> _What is being asked_: Every entry is to be copied exactly as written, and the pictures are to be skipped.

START Excerpted records

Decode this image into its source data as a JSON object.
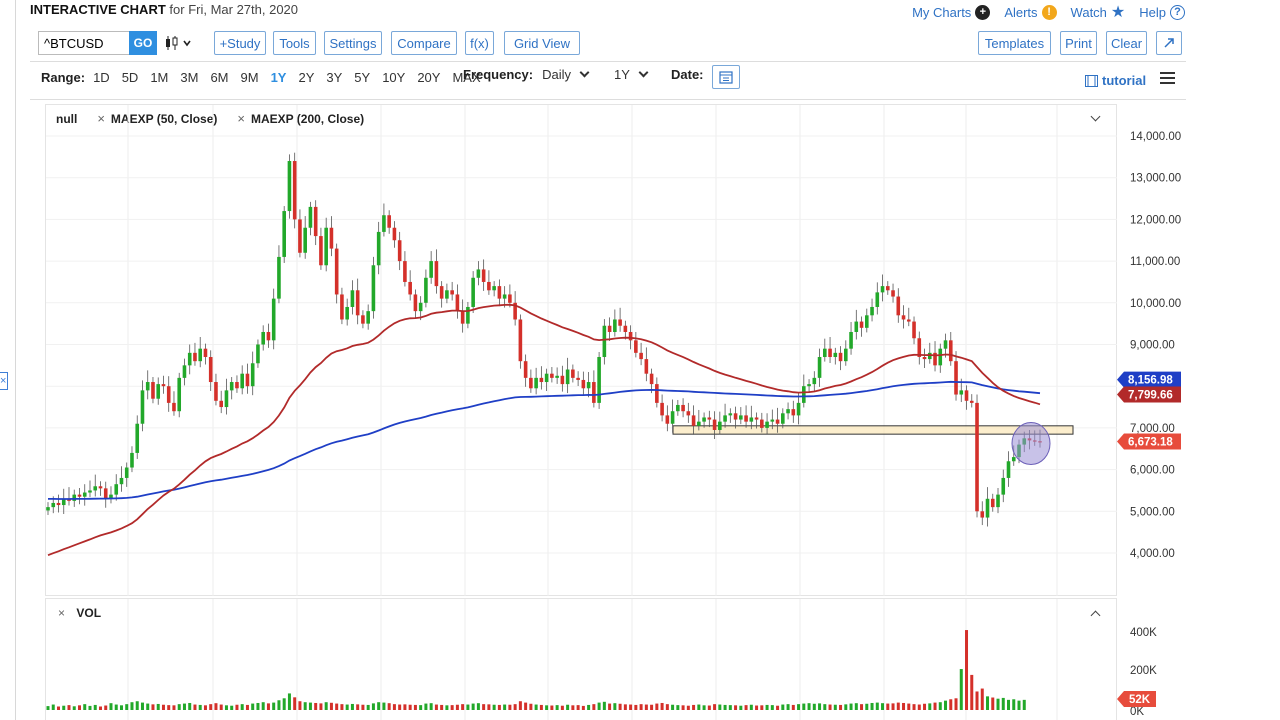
{
  "header": {
    "title": "INTERACTIVE CHART",
    "subtitle": "for Fri, Mar 27th, 2020",
    "links": [
      {
        "label": "My Charts",
        "icon": "plus-circle-icon"
      },
      {
        "label": "Alerts",
        "icon": "alert-icon"
      },
      {
        "label": "Watch",
        "icon": "star-icon"
      },
      {
        "label": "Help",
        "icon": "question-icon"
      }
    ]
  },
  "toolbar": {
    "symbol": "^BTCUSD",
    "go_label": "GO",
    "chart_type_icon": "candlestick-icon",
    "study_label": "+Study",
    "tools_label": "Tools",
    "settings_label": "Settings",
    "compare_label": "Compare",
    "fx_label": "f(x)",
    "gridview_label": "Grid View",
    "templates_label": "Templates",
    "print_label": "Print",
    "clear_label": "Clear",
    "expand_icon": "expand-icon"
  },
  "range": {
    "label": "Range:",
    "options": [
      "1D",
      "5D",
      "1M",
      "3M",
      "6M",
      "9M",
      "1Y",
      "2Y",
      "3Y",
      "5Y",
      "10Y",
      "20Y",
      "MAX"
    ],
    "active": "1Y",
    "frequency_label": "Frequency:",
    "frequency_value": "Daily",
    "period_value": "1Y",
    "date_label": "Date:",
    "tutorial_label": "tutorial"
  },
  "studies": {
    "items": [
      "null",
      "MAEXP (50, Close)",
      "MAEXP (200, Close)"
    ]
  },
  "volume": {
    "label": "VOL"
  },
  "colors": {
    "up": "#22a82a",
    "down": "#d4302a",
    "ma50": "#b22a2a",
    "ma200": "#1f3fc6",
    "accent": "#2f8fe0"
  },
  "chart_data": {
    "type": "candlestick",
    "yaxis_ticks": [
      "14,000.00",
      "13,000.00",
      "12,000.00",
      "11,000.00",
      "10,000.00",
      "9,000.00",
      "8,000.00",
      "7,000.00",
      "6,000.00",
      "5,000.00",
      "4,000.00"
    ],
    "ylim": [
      3400,
      14500
    ],
    "price_labels": [
      {
        "label": "8,156.98",
        "value": 8156.98,
        "color": "#1f3fc6"
      },
      {
        "label": "7,799.66",
        "value": 7799.66,
        "color": "#b22a2a"
      },
      {
        "label": "6,673.18",
        "value": 6673.18,
        "color": "#e74c3c"
      }
    ],
    "series_close": [
      5100,
      5200,
      5150,
      5300,
      5250,
      5400,
      5350,
      5450,
      5500,
      5600,
      5550,
      5300,
      5400,
      5650,
      5800,
      6050,
      6400,
      7100,
      7900,
      8100,
      7700,
      8050,
      8000,
      7600,
      7400,
      8200,
      8500,
      8800,
      8600,
      8900,
      8700,
      8100,
      7650,
      7500,
      7900,
      8100,
      7950,
      8300,
      8000,
      8550,
      9000,
      9300,
      9100,
      10100,
      11100,
      12200,
      13400,
      12000,
      11200,
      11800,
      12300,
      11600,
      10900,
      11800,
      11300,
      10200,
      9600,
      9900,
      10300,
      9700,
      9500,
      9800,
      10900,
      11700,
      12100,
      11800,
      11500,
      11000,
      10500,
      10200,
      9800,
      10000,
      10600,
      11000,
      10400,
      10100,
      10300,
      10200,
      9800,
      9500,
      9900,
      10600,
      10800,
      10500,
      10300,
      10400,
      10100,
      10200,
      10000,
      9600,
      8600,
      8200,
      7950,
      8200,
      8100,
      8300,
      8200,
      8250,
      8050,
      8400,
      8200,
      8150,
      7950,
      8100,
      7600,
      8700,
      9450,
      9300,
      9600,
      9450,
      9300,
      9100,
      8800,
      8650,
      8300,
      8050,
      7600,
      7300,
      7100,
      7400,
      7550,
      7400,
      7300,
      7050,
      7150,
      7250,
      7200,
      6950,
      7150,
      7300,
      7350,
      7200,
      7300,
      7150,
      7250,
      7200,
      7000,
      7150,
      7200,
      7100,
      7350,
      7450,
      7300,
      7600,
      8000,
      8050,
      8200,
      8700,
      8900,
      8700,
      8800,
      8600,
      8900,
      9300,
      9550,
      9400,
      9700,
      9900,
      10250,
      10400,
      10300,
      10150,
      9700,
      9600,
      9550,
      9150,
      8700,
      8650,
      8800,
      8500,
      8900,
      9100,
      8600,
      7800,
      7900,
      7650,
      7600,
      5000,
      4850,
      5300,
      5100,
      5400,
      5800,
      6200,
      6300,
      6600,
      6750,
      6700,
      6680,
      6673
    ],
    "series_volume_k": [
      20,
      28,
      18,
      22,
      25,
      19,
      24,
      30,
      21,
      26,
      18,
      23,
      35,
      28,
      24,
      30,
      40,
      45,
      38,
      33,
      29,
      31,
      27,
      25,
      24,
      30,
      33,
      36,
      28,
      26,
      24,
      30,
      35,
      28,
      24,
      22,
      27,
      30,
      26,
      33,
      36,
      40,
      34,
      38,
      50,
      60,
      85,
      65,
      45,
      40,
      38,
      36,
      34,
      40,
      37,
      33,
      30,
      28,
      31,
      29,
      27,
      26,
      34,
      40,
      38,
      35,
      30,
      28,
      29,
      27,
      26,
      25,
      33,
      35,
      28,
      26,
      24,
      25,
      27,
      30,
      28,
      33,
      35,
      30,
      29,
      27,
      26,
      28,
      27,
      30,
      45,
      38,
      32,
      28,
      26,
      24,
      23,
      25,
      22,
      27,
      24,
      25,
      21,
      26,
      30,
      38,
      42,
      33,
      35,
      32,
      29,
      28,
      26,
      30,
      28,
      27,
      33,
      36,
      30,
      27,
      25,
      24,
      22,
      26,
      28,
      24,
      23,
      30,
      28,
      26,
      25,
      24,
      22,
      25,
      27,
      23,
      24,
      26,
      25,
      22,
      28,
      30,
      26,
      30,
      33,
      35,
      32,
      34,
      30,
      28,
      27,
      26,
      29,
      33,
      35,
      30,
      32,
      36,
      38,
      35,
      33,
      34,
      38,
      36,
      33,
      30,
      28,
      32,
      34,
      38,
      40,
      48,
      55,
      60,
      210,
      410,
      180,
      95,
      110,
      70,
      64,
      58,
      62,
      52,
      55,
      48,
      52
    ],
    "volume_axis": [
      "400K",
      "200K",
      "0K"
    ],
    "volume_last_label": "52K",
    "annotations": {
      "support_zone": [
        6850,
        7050
      ],
      "highlight_circle_at": 6673
    }
  }
}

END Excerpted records

> _Task output_:
Decode this image into its source data as a JSON object.
{
  "header": {
    "title": "INTERACTIVE CHART",
    "subtitle": "for Fri, Mar 27th, 2020",
    "links": [
      {
        "label": "My Charts",
        "icon": "plus-circle-icon"
      },
      {
        "label": "Alerts",
        "icon": "alert-icon"
      },
      {
        "label": "Watch",
        "icon": "star-icon"
      },
      {
        "label": "Help",
        "icon": "question-icon"
      }
    ]
  },
  "toolbar": {
    "symbol": "^BTCUSD",
    "go_label": "GO",
    "chart_type_icon": "candlestick-icon",
    "study_label": "+Study",
    "tools_label": "Tools",
    "settings_label": "Settings",
    "compare_label": "Compare",
    "fx_label": "f(x)",
    "gridview_label": "Grid View",
    "templates_label": "Templates",
    "print_label": "Print",
    "clear_label": "Clear",
    "expand_icon": "expand-icon"
  },
  "range": {
    "label": "Range:",
    "options": [
      "1D",
      "5D",
      "1M",
      "3M",
      "6M",
      "9M",
      "1Y",
      "2Y",
      "3Y",
      "5Y",
      "10Y",
      "20Y",
      "MAX"
    ],
    "active": "1Y",
    "frequency_label": "Frequency:",
    "frequency_value": "Daily",
    "period_value": "1Y",
    "date_label": "Date:",
    "tutorial_label": "tutorial"
  },
  "studies": {
    "items": [
      "null",
      "MAEXP (50, Close)",
      "MAEXP (200, Close)"
    ]
  },
  "volume": {
    "label": "VOL"
  },
  "colors": {
    "up": "#22a82a",
    "down": "#d4302a",
    "ma50": "#b22a2a",
    "ma200": "#1f3fc6",
    "accent": "#2f8fe0"
  },
  "chart_data": {
    "type": "candlestick",
    "yaxis_ticks": [
      "14,000.00",
      "13,000.00",
      "12,000.00",
      "11,000.00",
      "10,000.00",
      "9,000.00",
      "8,000.00",
      "7,000.00",
      "6,000.00",
      "5,000.00",
      "4,000.00"
    ],
    "ylim": [
      3400,
      14500
    ],
    "price_labels": [
      {
        "label": "8,156.98",
        "value": 8156.98,
        "color": "#1f3fc6"
      },
      {
        "label": "7,799.66",
        "value": 7799.66,
        "color": "#b22a2a"
      },
      {
        "label": "6,673.18",
        "value": 6673.18,
        "color": "#e74c3c"
      }
    ],
    "series_close": [
      5100,
      5200,
      5150,
      5300,
      5250,
      5400,
      5350,
      5450,
      5500,
      5600,
      5550,
      5300,
      5400,
      5650,
      5800,
      6050,
      6400,
      7100,
      7900,
      8100,
      7700,
      8050,
      8000,
      7600,
      7400,
      8200,
      8500,
      8800,
      8600,
      8900,
      8700,
      8100,
      7650,
      7500,
      7900,
      8100,
      7950,
      8300,
      8000,
      8550,
      9000,
      9300,
      9100,
      10100,
      11100,
      12200,
      13400,
      12000,
      11200,
      11800,
      12300,
      11600,
      10900,
      11800,
      11300,
      10200,
      9600,
      9900,
      10300,
      9700,
      9500,
      9800,
      10900,
      11700,
      12100,
      11800,
      11500,
      11000,
      10500,
      10200,
      9800,
      10000,
      10600,
      11000,
      10400,
      10100,
      10300,
      10200,
      9800,
      9500,
      9900,
      10600,
      10800,
      10500,
      10300,
      10400,
      10100,
      10200,
      10000,
      9600,
      8600,
      8200,
      7950,
      8200,
      8100,
      8300,
      8200,
      8250,
      8050,
      8400,
      8200,
      8150,
      7950,
      8100,
      7600,
      8700,
      9450,
      9300,
      9600,
      9450,
      9300,
      9100,
      8800,
      8650,
      8300,
      8050,
      7600,
      7300,
      7100,
      7400,
      7550,
      7400,
      7300,
      7050,
      7150,
      7250,
      7200,
      6950,
      7150,
      7300,
      7350,
      7200,
      7300,
      7150,
      7250,
      7200,
      7000,
      7150,
      7200,
      7100,
      7350,
      7450,
      7300,
      7600,
      8000,
      8050,
      8200,
      8700,
      8900,
      8700,
      8800,
      8600,
      8900,
      9300,
      9550,
      9400,
      9700,
      9900,
      10250,
      10400,
      10300,
      10150,
      9700,
      9600,
      9550,
      9150,
      8700,
      8650,
      8800,
      8500,
      8900,
      9100,
      8600,
      7800,
      7900,
      7650,
      7600,
      5000,
      4850,
      5300,
      5100,
      5400,
      5800,
      6200,
      6300,
      6600,
      6750,
      6700,
      6680,
      6673
    ],
    "series_volume_k": [
      20,
      28,
      18,
      22,
      25,
      19,
      24,
      30,
      21,
      26,
      18,
      23,
      35,
      28,
      24,
      30,
      40,
      45,
      38,
      33,
      29,
      31,
      27,
      25,
      24,
      30,
      33,
      36,
      28,
      26,
      24,
      30,
      35,
      28,
      24,
      22,
      27,
      30,
      26,
      33,
      36,
      40,
      34,
      38,
      50,
      60,
      85,
      65,
      45,
      40,
      38,
      36,
      34,
      40,
      37,
      33,
      30,
      28,
      31,
      29,
      27,
      26,
      34,
      40,
      38,
      35,
      30,
      28,
      29,
      27,
      26,
      25,
      33,
      35,
      28,
      26,
      24,
      25,
      27,
      30,
      28,
      33,
      35,
      30,
      29,
      27,
      26,
      28,
      27,
      30,
      45,
      38,
      32,
      28,
      26,
      24,
      23,
      25,
      22,
      27,
      24,
      25,
      21,
      26,
      30,
      38,
      42,
      33,
      35,
      32,
      29,
      28,
      26,
      30,
      28,
      27,
      33,
      36,
      30,
      27,
      25,
      24,
      22,
      26,
      28,
      24,
      23,
      30,
      28,
      26,
      25,
      24,
      22,
      25,
      27,
      23,
      24,
      26,
      25,
      22,
      28,
      30,
      26,
      30,
      33,
      35,
      32,
      34,
      30,
      28,
      27,
      26,
      29,
      33,
      35,
      30,
      32,
      36,
      38,
      35,
      33,
      34,
      38,
      36,
      33,
      30,
      28,
      32,
      34,
      38,
      40,
      48,
      55,
      60,
      210,
      410,
      180,
      95,
      110,
      70,
      64,
      58,
      62,
      52,
      55,
      48,
      52
    ],
    "volume_axis": [
      "400K",
      "200K",
      "0K"
    ],
    "volume_last_label": "52K",
    "annotations": {
      "support_zone": [
        6850,
        7050
      ],
      "highlight_circle_at": 6673
    }
  }
}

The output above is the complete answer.